(Data shown begins)

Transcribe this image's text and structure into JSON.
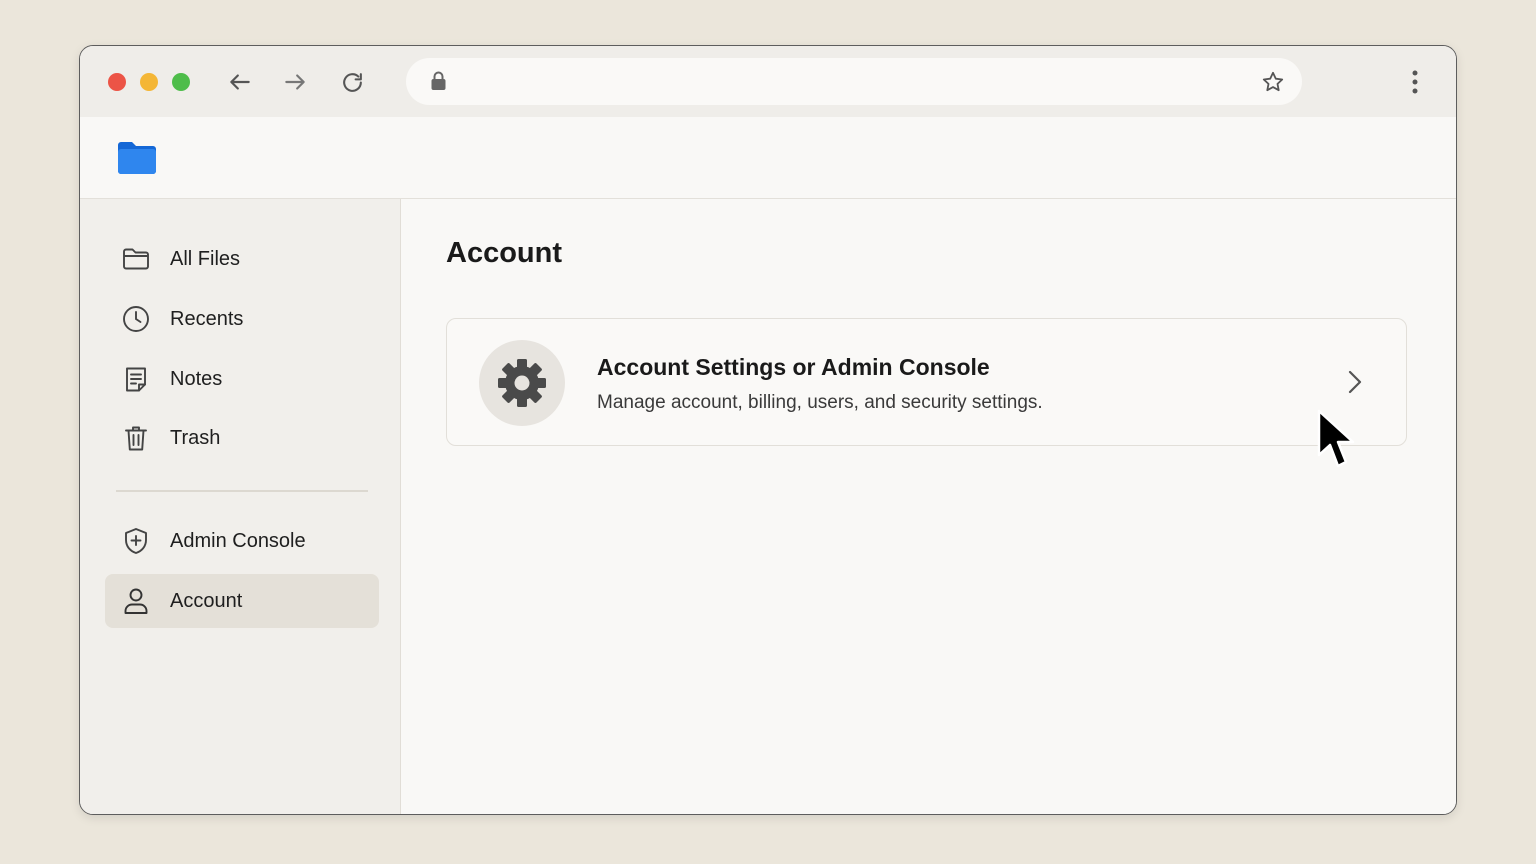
{
  "browser": {
    "url": "",
    "icons": {
      "back": "arrow-left-icon",
      "forward": "arrow-right-icon",
      "reload": "reload-icon",
      "lock": "lock-icon",
      "bookmark": "star-icon",
      "menu": "more-vert-icon"
    }
  },
  "app": {
    "logo_icon": "folder-icon",
    "brand_color": "#1a73e8"
  },
  "sidebar": {
    "items": [
      {
        "label": "All Files",
        "icon": "folder-outline-icon"
      },
      {
        "label": "Recents",
        "icon": "clock-icon"
      },
      {
        "label": "Notes",
        "icon": "note-icon"
      },
      {
        "label": "Trash",
        "icon": "trash-icon"
      },
      {
        "label": "Admin Console",
        "icon": "shield-icon"
      },
      {
        "label": "Account",
        "icon": "user-icon",
        "active": true
      }
    ]
  },
  "main": {
    "title": "Account",
    "card": {
      "title": "Account Settings or Admin Console",
      "description": "Manage account, billing, users, and security settings.",
      "icon": "gear-icon"
    }
  }
}
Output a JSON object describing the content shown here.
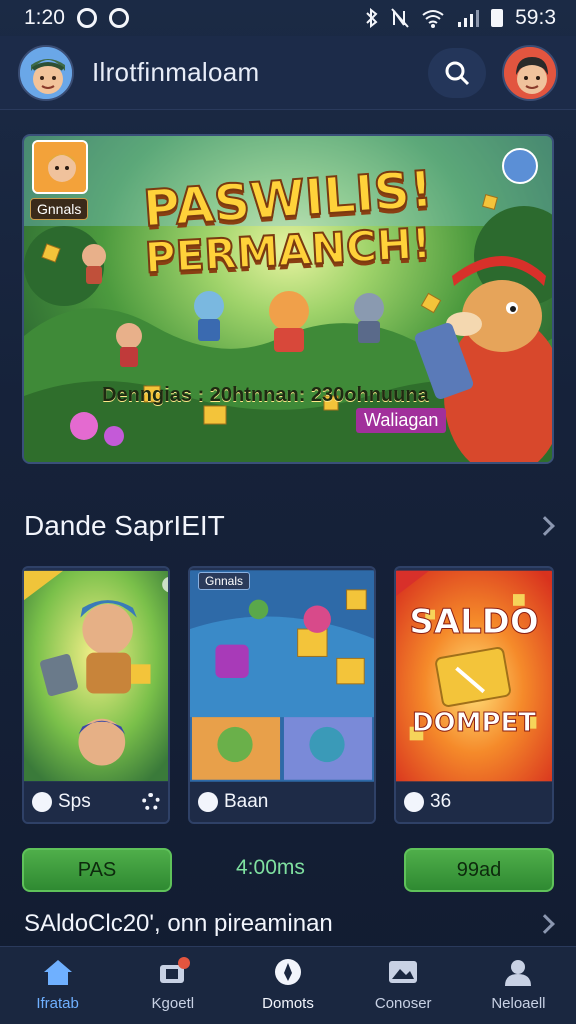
{
  "status_bar": {
    "time": "1:20",
    "battery_time": "59:3"
  },
  "header": {
    "title": "Ilrotfinmaloam"
  },
  "hero": {
    "title_line1": "PASWILIS!",
    "title_line2": "PERMANCH!",
    "chip": "Gnnals",
    "stats": "Denngias : 20htnnan: 230ohnuuna",
    "badge": "Waliagan"
  },
  "section1": {
    "title": "Dande SaprIEIT"
  },
  "cards": [
    {
      "label": "Sps"
    },
    {
      "badge": "Gnnals",
      "label": "Baan"
    },
    {
      "title_line1": "SALDO",
      "title_line2": "DOMPET",
      "label": "36"
    }
  ],
  "actions": {
    "left_button": "PAS",
    "timer": "4:00ms",
    "right_button": "99ad"
  },
  "section2": {
    "title": "SAldoClc20', onn pireaminan"
  },
  "nav": [
    {
      "label": "Ifratab",
      "icon": "home-icon"
    },
    {
      "label": "Kgoetl",
      "icon": "cart-icon"
    },
    {
      "label": "Domots",
      "icon": "compass-icon"
    },
    {
      "label": "Conoser",
      "icon": "image-icon"
    },
    {
      "label": "Neloaell",
      "icon": "profile-icon"
    }
  ],
  "colors": {
    "accent": "#6fb0ff",
    "button_green": "#3f9c3f",
    "background": "#16223a"
  }
}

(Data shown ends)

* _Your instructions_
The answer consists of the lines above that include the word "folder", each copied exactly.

* _Answer for the task_
    "logo_icon": "folder-icon",
        "icon": "folder-outline-icon"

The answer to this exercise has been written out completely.